  • The McDonald Construction Co., Ltd. submits an estimate of the damage caused to all Town Buildings and Schools by the Explosion.

July 2, 1918

  • The Clerk is asked to arrange a meeting with the Halifax Relief Commission for an update on damage to property due to the Explosion.

September 27, 1918

  • Repairs needed to the Engine House, caused by the Explosion; referred to the Mayor and the Public Property Committee.
  • Public Property Committee report that C.A. Biard & Son successfully bid $395 to complete repairs to the plaster in Town Hall which was damaged by the Explosion.

April 1, 1919

  • Dartmouth School Board asks the Town Council for $4,563.74 to pay off the School’s Explosion Account.

June 6, 1928

  • Council grants Mr. A.C. Johnston, ex-Chairman of the Dartmouth Relief Commission, the gun which was blown from the Mont Blanc during the Explosion.

April 17, 1990

  • Notice of motion from Alderman Woods regarding the moving of the Mont Blanc cannon to the north end - Albro Lake proposed Golden Acres Park.

May 1, 1990

  • Motion to move the cannon, which was hurled from the Mont Blanc during the Explosion, from Wyse Rd. to the north end where it would have initially landed.
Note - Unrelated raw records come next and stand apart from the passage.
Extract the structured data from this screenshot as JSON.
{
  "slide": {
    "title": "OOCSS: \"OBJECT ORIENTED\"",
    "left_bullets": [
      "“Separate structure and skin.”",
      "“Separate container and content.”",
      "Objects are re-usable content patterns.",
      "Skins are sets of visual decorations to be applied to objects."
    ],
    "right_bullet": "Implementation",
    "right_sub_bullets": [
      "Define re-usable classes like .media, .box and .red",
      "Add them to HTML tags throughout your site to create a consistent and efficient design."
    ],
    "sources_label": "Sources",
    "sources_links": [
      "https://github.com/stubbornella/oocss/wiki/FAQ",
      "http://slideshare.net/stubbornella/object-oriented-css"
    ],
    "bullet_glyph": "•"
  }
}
Motion is carried to move the canon to the Golden Acres Parkland in Albro Lake, once the park is deeded to the City.

December 4, 1990

  • Mr. Gosley gives a presentation to Council discussing the impact of the Explosion on Dartmouth and encourages Council to consider the upcoming 75th anniversary.

May 23, 1991

  • Alderman Woods advises the Mayor that a Micmac [sic] [Mi’kmaq] community member should be on the planning committee for the 75th anniversary of the Explosion.

June 11, 1991

  • The Heritage Advisory Committee proposes that a special committee be formed to work on the 75th anniversary of the Explosion.

February 4, 1992

  • Council recommends approval of “The Spirit Swings,” a commemorative sculpture by Theresa MacPhee for the “MicMac Village” [sic] [Mi’kmaq] that was destroyed by the Explosion. The sculpture is to be on or near Yetter Park on Windmill Rd.

August 25, 1992

  • Discussion of permits for special events, including the re-enactment of the Explosion, before they take place in public areas.